Jingu Kaikan: Assembly hall of the shrine
Juyosho: Amulet office(s). An Amulet office is a place where amulets, emblems, and other items are distributed.
Kagura: sacred Shinto dance
Kaguraden: Hall for sacred music and dance
Kakuuntei: name of the tea house inside Gyoen
Kamidana: Shinto house altar
Kannushi: Shinto priest
Kiganbun: Letter to the deities.
Kigansai: Ceremony including personal wishes, conducted at Kaguraden.
Kitasando: Northern approach. This expression refers to the main approach to the main shrine buildings from the North. It is also the name of the closest station to this approach (Fukutoshin line).
Koto: Japanese zither

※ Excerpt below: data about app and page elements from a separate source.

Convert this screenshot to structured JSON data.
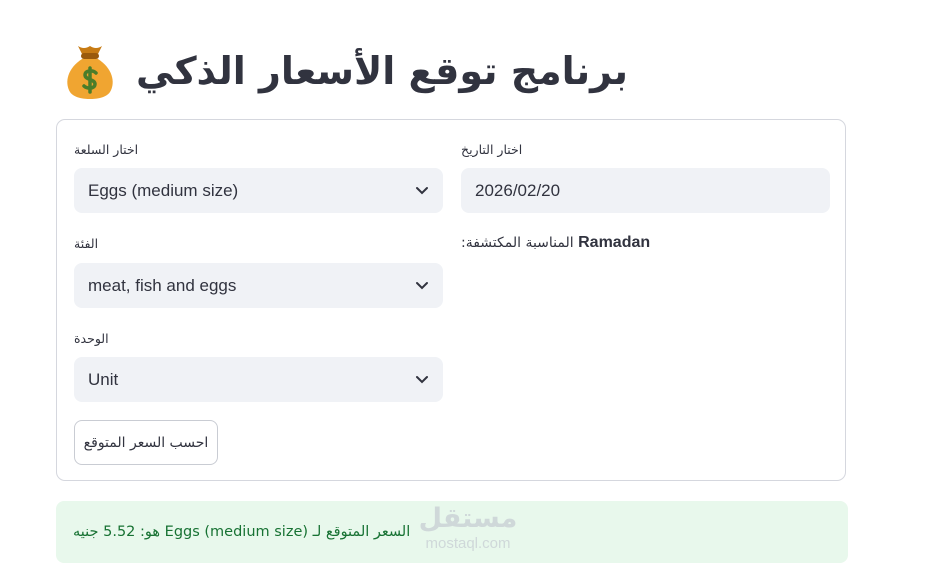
{
  "header": {
    "title": "برنامج توقع الأسعار الذكي",
    "icon": "money-bag-icon"
  },
  "form": {
    "commodity": {
      "label": "اختار السلعة",
      "value": "Eggs (medium size)"
    },
    "category": {
      "label": "الفئة",
      "value": "meat, fish and eggs"
    },
    "unit": {
      "label": "الوحدة",
      "value": "Unit"
    },
    "date": {
      "label": "اختار التاريخ",
      "value": "2026/02/20"
    },
    "occasion": {
      "label": "المناسبة المكتشفة:",
      "value": "Ramadan"
    },
    "submit_label": "احسب السعر المتوقع"
  },
  "result": {
    "text": "السعر المتوقع لـ Eggs (medium size) هو: 5.52 جنيه"
  },
  "watermark": {
    "arabic": "مستقل",
    "latin": "mostaql.com"
  },
  "colors": {
    "input_bg": "#f0f2f6",
    "result_bg": "#e8f8ec",
    "result_text": "#177233",
    "text": "#31333f"
  }
}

Kyudo: "the way of the bow", Japanese archery, a discipline of Japanese Budo
Magokoro: sincere heart (This is also the name of a quarterly leaflet in English which is distributed at Meiji Jingu.)
Main shrine building: The central building of the shrine containing chambers for the enshrined deities.
Meiji: The posthumous name of Emperor Mutsuhito, and also the name of the era of his reign.
Meiji Jingu: Meiji Shrine.
Miko: shrine maiden
Minamisando: Southern approach. The main approach to the main shrine buildings from the South.
Minami-Shinmon: The Southern gate to the courtyard in front of the main shrine buildings. It is also called Romon.
Miuta: a poem composed by an empress
Nagadono: This is the name of the long Juyosho opposite Kaguraden.
Naien: Inner precinct (as opposed to "outer precinct" gaien)
Naihaiden: Inner hall in front of the main shrine building.
Nikkusai: ceremony at 8 am and 2 pm every day, offering sacred food and prayers
Nishisando gate: the West entrance of Meiji Jingu
Nishi-Shinmon: Western gate to the courtyard in front of the main shrine building.
Ofuda: Emblem (of a shrine).
Omamori: Lucky charm.
Omikuji: Lot(s) drawn for good fortune
Omotesando: name of the main street approaching Meiji Jingu
Outer precinct: Outer area of the shrine, containing additional facilities
Purification wand: A long object used for purification. It is swayed three times (left, right, left) above the persons or items to be purified. Often, a branch of the Sakaki tree is used as a purification wand, or a stick with lots of white paper streamers.
Saikan: building where priests and shrine maidens change into their robes (no access)
Sakaki: Cleyera japonica. This is a Japanese tree that is sacred in Shinto and is therefore often used as a Purification wand or as a Tamagushi.
Sake: Japanese rice wine
Sangubashi: name of the station in the West of Meiji Jingu
Sanpai: visiting a shrine, paying respect at a shrine
Sanshuden: meeting hall on the shrine grounds
Satsuma-Biwa: a special type of Biwa
Seishiki-Sanpai: formal greeting ceremony at a shrine
Shamusho: Shrine office
Shiseikan: the name of Meiji Jingu's Budojo
Shoken: The name of Emperor Meiji's wife.
Shubatsu: purification rite
Shukueisha: This is the name of the building opposite the South Juyosho at Meiji Jingu.
Tatami: rice straw mat (standard size approximately 90 cm x 180 cm). Please take off your shoes and wear socks when you step onto Tatami. Thank you.
Temizu: action of rinsing hands and mouth for purification before entering a sacred area or participating in a ceremony
Temizuya: Font at the entrance to the inner area of a shrine, containing water and dippers (ladles) to rinse hands and mouth.
Torii: Shrine gate
Tsukinamisa: Regular monthly ceremonies (in the case of Meiji Jingu on the 1st and 15th of every month)
Urasando: name of the street connecting Naien and Gaien
Waka: traditional Japanese poem of 31 syllables (5-7-5-7-7 syllables)